→ WHAT THE TASK ASKS
The required answer is an exact copy of every entry underneath.

→ RECORDS TO PROCESS
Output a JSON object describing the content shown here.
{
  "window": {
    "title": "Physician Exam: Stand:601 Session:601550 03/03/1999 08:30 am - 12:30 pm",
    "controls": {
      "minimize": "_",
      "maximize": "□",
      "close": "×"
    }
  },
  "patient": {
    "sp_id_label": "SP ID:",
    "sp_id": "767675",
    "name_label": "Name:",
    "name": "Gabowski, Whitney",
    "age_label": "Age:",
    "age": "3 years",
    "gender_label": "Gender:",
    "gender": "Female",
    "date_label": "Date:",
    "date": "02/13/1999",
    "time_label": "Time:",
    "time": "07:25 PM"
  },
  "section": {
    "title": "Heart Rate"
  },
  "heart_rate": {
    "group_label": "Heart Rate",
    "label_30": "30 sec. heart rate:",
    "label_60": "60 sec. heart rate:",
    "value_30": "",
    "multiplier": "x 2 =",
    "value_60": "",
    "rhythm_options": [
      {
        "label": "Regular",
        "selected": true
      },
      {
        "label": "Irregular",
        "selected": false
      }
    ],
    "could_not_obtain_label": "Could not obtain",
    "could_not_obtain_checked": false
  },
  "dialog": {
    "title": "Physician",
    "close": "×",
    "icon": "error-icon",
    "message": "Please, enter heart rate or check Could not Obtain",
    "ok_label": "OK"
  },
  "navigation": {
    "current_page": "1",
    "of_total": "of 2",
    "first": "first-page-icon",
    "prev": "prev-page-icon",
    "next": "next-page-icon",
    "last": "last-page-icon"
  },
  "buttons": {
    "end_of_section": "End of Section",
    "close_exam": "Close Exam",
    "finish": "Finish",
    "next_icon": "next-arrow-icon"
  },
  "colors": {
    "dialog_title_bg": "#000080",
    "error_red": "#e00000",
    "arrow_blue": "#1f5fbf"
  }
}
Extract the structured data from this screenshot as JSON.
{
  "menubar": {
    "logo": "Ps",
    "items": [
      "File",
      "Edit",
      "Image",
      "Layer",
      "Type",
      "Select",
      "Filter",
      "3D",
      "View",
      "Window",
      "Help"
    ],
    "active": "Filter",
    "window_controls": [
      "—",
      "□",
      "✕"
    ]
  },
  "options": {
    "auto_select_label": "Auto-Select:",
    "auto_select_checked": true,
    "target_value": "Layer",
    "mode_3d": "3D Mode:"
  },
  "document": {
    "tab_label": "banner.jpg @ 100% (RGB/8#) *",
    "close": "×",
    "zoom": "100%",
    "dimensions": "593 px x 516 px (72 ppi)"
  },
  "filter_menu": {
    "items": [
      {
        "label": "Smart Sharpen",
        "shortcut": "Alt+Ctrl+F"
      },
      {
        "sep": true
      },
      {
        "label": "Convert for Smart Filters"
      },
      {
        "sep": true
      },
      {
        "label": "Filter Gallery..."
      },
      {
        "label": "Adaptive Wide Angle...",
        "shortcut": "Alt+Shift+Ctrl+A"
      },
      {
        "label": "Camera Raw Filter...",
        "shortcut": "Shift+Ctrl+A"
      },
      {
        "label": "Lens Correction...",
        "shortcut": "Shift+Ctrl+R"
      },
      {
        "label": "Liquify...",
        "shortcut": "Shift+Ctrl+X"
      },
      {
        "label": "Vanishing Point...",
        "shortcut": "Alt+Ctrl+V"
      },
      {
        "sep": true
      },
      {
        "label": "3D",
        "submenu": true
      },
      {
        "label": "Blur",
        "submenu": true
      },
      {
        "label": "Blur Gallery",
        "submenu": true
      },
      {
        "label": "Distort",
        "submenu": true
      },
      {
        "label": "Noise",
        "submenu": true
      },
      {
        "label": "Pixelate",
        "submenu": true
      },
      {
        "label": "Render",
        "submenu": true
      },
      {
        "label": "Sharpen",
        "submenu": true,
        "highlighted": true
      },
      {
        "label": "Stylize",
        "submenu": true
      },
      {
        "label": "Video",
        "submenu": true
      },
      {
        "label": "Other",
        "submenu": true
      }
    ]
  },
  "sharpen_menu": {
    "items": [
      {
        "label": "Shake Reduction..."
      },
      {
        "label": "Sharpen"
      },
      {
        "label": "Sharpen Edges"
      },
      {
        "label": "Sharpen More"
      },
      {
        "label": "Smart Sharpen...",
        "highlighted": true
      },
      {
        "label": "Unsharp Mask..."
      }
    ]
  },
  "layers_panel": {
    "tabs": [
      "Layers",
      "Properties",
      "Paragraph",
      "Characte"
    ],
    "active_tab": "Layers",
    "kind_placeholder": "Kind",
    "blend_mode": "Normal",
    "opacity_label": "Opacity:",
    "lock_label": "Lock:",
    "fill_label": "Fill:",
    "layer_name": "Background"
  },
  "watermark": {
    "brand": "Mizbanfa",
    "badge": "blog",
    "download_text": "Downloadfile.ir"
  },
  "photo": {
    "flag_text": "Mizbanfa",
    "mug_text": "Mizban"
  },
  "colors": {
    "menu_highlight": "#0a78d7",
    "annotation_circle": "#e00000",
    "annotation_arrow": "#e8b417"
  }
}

→ WORKED SOLUTION
Output a JSON object describing the content shown here.
{
  "window": {
    "title": "Physician Exam: Stand:601 Session:601550 03/03/1999 08:30 am - 12:30 pm",
    "controls": {
      "minimize": "_",
      "maximize": "□",
      "close": "×"
    }
  },
  "patient": {
    "sp_id_label": "SP ID:",
    "sp_id": "767675",
    "name_label": "Name:",
    "name": "Gabowski, Whitney",
    "age_label": "Age:",
    "age": "3 years",
    "gender_label": "Gender:",
    "gender": "Female",
    "date_label": "Date:",
    "date": "02/13/1999",
    "time_label": "Time:",
    "time": "07:25 PM"
  },
  "section": {
    "title": "Heart Rate"
  },
  "heart_rate": {
    "group_label": "Heart Rate",
    "label_30": "30 sec. heart rate:",
    "label_60": "60 sec. heart rate:",
    "value_30": "",
    "multiplier": "x 2 =",
    "value_60": "",
    "rhythm_options": [
      {
        "label": "Regular",
        "selected": true
      },
      {
        "label": "Irregular",
        "selected": false
      }
    ],
    "could_not_obtain_label": "Could not obtain",
    "could_not_obtain_checked": false
  },
  "dialog": {
    "title": "Physician",
    "close": "×",
    "icon": "error-icon",
    "message": "Please, enter heart rate or check Could not Obtain",
    "ok_label": "OK"
  },
  "navigation": {
    "current_page": "1",
    "of_total": "of 2",
    "first": "first-page-icon",
    "prev": "prev-page-icon",
    "next": "next-page-icon",
    "last": "last-page-icon"
  },
  "buttons": {
    "end_of_section": "End of Section",
    "close_exam": "Close Exam",
    "finish": "Finish",
    "next_icon": "next-arrow-icon"
  },
  "colors": {
    "dialog_title_bg": "#000080",
    "error_red": "#e00000",
    "arrow_blue": "#1f5fbf"
  }
}
Extract the structured data from this screenshot as JSON.
{
  "menubar": {
    "logo": "Ps",
    "items": [
      "File",
      "Edit",
      "Image",
      "Layer",
      "Type",
      "Select",
      "Filter",
      "3D",
      "View",
      "Window",
      "Help"
    ],
    "active": "Filter",
    "window_controls": [
      "—",
      "□",
      "✕"
    ]
  },
  "options": {
    "auto_select_label": "Auto-Select:",
    "auto_select_checked": true,
    "target_value": "Layer",
    "mode_3d": "3D Mode:"
  },
  "document": {
    "tab_label": "banner.jpg @ 100% (RGB/8#) *",
    "close": "×",
    "zoom": "100%",
    "dimensions": "593 px x 516 px (72 ppi)"
  },
  "filter_menu": {
    "items": [
      {
        "label": "Smart Sharpen",
        "shortcut": "Alt+Ctrl+F"
      },
      {
        "sep": true
      },
      {
        "label": "Convert for Smart Filters"
      },
      {
        "sep": true
      },
      {
        "label": "Filter Gallery..."
      },
      {
        "label": "Adaptive Wide Angle...",
        "shortcut": "Alt+Shift+Ctrl+A"
      },
      {
        "label": "Camera Raw Filter...",
        "shortcut": "Shift+Ctrl+A"
      },
      {
        "label": "Lens Correction...",
        "shortcut": "Shift+Ctrl+R"
      },
      {
        "label": "Liquify...",
        "shortcut": "Shift+Ctrl+X"
      },
      {
        "label": "Vanishing Point...",
        "shortcut": "Alt+Ctrl+V"
      },
      {
        "sep": true
      },
      {
        "label": "3D",
        "submenu": true
      },
      {
        "label": "Blur",
        "submenu": true
      },
      {
        "label": "Blur Gallery",
        "submenu": true
      },
      {
        "label": "Distort",
        "submenu": true
      },
      {
        "label": "Noise",
        "submenu": true
      },
      {
        "label": "Pixelate",
        "submenu": true
      },
      {
        "label": "Render",
        "submenu": true
      },
      {
        "label": "Sharpen",
        "submenu": true,
        "highlighted": true
      },
      {
        "label": "Stylize",
        "submenu": true
      },
      {
        "label": "Video",
        "submenu": true
      },
      {
        "label": "Other",
        "submenu": true
      }
    ]
  },
  "sharpen_menu": {
    "items": [
      {
        "label": "Shake Reduction..."
      },
      {
        "label": "Sharpen"
      },
      {
        "label": "Sharpen Edges"
      },
      {
        "label": "Sharpen More"
      },
      {
        "label": "Smart Sharpen...",
        "highlighted": true
      },
      {
        "label": "Unsharp Mask..."
      }
    ]
  },
  "layers_panel": {
    "tabs": [
      "Layers",
      "Properties",
      "Paragraph",
      "Characte"
    ],
    "active_tab": "Layers",
    "kind_placeholder": "Kind",
    "blend_mode": "Normal",
    "opacity_label": "Opacity:",
    "lock_label": "Lock:",
    "fill_label": "Fill:",
    "layer_name": "Background"
  },
  "watermark": {
    "brand": "Mizbanfa",
    "badge": "blog",
    "download_text": "Downloadfile.ir"
  },
  "photo": {
    "flag_text": "Mizbanfa",
    "mug_text": "Mizban"
  },
  "colors": {
    "menu_highlight": "#0a78d7",
    "annotation_circle": "#e00000",
    "annotation_arrow": "#e8b417"
  }
}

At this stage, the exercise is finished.